= Beginning of Section =
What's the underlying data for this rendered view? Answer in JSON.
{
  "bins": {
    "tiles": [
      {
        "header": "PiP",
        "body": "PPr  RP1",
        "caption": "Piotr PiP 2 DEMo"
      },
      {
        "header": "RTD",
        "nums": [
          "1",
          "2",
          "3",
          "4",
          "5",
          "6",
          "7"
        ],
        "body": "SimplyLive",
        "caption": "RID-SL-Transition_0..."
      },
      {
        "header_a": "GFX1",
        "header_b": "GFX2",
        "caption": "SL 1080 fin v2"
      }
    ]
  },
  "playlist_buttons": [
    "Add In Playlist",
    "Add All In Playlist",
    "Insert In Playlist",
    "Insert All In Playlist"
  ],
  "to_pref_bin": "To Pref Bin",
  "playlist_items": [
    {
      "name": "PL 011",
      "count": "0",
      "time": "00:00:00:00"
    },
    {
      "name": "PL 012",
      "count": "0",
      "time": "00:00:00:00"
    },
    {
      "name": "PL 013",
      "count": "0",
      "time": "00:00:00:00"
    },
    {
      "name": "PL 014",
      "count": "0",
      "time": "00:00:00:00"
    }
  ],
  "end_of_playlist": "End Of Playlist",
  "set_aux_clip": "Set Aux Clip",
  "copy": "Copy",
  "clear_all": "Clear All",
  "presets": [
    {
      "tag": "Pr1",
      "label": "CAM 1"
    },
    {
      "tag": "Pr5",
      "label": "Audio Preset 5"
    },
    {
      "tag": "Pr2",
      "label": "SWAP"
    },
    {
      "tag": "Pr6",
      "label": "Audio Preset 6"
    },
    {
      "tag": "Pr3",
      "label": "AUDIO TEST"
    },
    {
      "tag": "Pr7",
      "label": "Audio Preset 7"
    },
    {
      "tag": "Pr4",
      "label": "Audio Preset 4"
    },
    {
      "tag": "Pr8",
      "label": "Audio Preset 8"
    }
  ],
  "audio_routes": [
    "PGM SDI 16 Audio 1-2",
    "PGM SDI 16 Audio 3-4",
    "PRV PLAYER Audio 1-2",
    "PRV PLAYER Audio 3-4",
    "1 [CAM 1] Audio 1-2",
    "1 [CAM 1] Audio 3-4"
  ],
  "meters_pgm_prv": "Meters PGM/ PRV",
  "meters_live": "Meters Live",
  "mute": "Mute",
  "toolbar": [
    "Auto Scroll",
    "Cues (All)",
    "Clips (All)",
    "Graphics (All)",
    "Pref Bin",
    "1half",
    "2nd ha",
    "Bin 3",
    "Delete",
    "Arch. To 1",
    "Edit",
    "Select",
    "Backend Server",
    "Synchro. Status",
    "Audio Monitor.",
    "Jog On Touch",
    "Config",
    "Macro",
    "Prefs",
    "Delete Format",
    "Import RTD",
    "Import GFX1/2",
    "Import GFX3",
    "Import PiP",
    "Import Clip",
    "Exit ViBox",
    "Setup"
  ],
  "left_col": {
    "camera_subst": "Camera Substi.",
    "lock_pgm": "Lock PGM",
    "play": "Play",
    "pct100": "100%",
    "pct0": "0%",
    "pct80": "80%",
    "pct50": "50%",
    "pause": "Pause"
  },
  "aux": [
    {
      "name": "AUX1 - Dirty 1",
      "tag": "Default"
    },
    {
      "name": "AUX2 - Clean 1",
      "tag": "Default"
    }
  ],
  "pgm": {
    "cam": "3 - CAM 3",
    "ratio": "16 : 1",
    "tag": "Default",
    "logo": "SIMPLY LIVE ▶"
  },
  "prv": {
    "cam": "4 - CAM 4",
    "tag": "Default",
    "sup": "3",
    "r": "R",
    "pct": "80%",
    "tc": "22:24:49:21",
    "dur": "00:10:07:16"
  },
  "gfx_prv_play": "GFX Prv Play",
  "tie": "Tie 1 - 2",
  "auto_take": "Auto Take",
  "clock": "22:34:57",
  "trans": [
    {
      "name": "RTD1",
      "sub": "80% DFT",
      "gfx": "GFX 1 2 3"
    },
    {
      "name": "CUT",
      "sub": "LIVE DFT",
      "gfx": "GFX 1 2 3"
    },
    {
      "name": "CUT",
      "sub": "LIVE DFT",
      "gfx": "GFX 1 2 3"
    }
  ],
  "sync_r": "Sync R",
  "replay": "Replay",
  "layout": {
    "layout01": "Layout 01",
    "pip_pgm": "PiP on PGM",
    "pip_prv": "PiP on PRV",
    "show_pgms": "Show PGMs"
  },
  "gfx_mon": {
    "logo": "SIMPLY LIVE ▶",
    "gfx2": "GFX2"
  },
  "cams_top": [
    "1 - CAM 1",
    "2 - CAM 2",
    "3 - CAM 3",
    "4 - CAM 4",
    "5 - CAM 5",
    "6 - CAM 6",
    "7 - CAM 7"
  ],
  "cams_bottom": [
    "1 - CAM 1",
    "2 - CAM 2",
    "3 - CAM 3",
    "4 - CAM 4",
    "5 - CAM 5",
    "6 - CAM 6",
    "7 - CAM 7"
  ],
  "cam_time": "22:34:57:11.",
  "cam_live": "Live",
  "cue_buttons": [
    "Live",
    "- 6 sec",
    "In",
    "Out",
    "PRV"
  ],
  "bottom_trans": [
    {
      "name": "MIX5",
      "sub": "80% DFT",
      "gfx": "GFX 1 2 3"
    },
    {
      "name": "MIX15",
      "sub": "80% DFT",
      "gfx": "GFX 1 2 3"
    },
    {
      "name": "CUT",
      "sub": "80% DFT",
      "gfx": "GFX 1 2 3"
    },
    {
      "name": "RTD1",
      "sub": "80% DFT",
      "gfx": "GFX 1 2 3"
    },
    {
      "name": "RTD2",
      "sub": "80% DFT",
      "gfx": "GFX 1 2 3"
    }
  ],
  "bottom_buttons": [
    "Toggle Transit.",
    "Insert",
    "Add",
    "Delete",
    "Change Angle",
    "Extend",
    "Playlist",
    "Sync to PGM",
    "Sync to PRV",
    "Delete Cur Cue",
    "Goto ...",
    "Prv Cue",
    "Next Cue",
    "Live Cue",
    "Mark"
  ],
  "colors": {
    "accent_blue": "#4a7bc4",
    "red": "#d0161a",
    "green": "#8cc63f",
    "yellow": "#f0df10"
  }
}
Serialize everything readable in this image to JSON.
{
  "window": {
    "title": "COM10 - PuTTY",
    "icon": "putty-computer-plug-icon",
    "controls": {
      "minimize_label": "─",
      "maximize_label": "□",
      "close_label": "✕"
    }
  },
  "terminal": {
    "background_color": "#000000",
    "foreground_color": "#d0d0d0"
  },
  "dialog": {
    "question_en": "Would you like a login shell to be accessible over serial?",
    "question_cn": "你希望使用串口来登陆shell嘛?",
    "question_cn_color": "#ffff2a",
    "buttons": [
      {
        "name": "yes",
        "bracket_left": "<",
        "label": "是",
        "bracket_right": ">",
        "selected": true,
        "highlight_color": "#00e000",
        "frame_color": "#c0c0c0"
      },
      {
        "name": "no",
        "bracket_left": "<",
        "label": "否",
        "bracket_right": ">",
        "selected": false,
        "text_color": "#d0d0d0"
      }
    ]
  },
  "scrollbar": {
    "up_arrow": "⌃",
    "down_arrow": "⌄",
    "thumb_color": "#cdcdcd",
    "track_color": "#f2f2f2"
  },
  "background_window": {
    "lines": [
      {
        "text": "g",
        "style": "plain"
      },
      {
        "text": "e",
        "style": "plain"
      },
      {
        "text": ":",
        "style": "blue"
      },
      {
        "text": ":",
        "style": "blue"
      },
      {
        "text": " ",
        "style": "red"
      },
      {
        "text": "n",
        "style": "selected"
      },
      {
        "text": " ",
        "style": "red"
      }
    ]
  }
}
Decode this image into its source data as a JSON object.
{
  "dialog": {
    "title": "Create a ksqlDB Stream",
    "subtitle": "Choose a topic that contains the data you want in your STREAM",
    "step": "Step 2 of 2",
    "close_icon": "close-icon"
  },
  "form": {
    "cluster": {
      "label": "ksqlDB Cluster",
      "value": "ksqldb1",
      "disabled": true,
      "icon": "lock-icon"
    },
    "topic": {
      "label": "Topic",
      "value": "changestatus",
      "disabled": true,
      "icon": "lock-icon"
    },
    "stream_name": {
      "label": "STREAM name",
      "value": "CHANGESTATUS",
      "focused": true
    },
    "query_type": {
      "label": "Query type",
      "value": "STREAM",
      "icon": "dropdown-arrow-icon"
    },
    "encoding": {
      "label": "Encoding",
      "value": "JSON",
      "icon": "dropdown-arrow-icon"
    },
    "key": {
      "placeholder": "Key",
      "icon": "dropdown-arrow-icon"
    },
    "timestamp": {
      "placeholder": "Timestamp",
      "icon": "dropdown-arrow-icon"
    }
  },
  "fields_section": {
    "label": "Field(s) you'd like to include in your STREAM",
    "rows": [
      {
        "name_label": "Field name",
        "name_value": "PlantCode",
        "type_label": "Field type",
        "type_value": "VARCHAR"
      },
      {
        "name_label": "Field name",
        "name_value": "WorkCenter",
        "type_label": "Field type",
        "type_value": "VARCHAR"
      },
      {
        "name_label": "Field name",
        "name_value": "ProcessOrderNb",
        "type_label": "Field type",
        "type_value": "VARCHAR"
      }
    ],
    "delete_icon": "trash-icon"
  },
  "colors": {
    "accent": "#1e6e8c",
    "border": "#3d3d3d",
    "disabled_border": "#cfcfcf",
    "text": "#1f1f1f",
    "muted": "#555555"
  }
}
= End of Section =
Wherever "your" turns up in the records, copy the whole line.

**Answer for the task**:
    "subtitle": "Choose a topic that contains the data you want in your STREAM",
    "label": "Field(s) you'd like to include in your STREAM",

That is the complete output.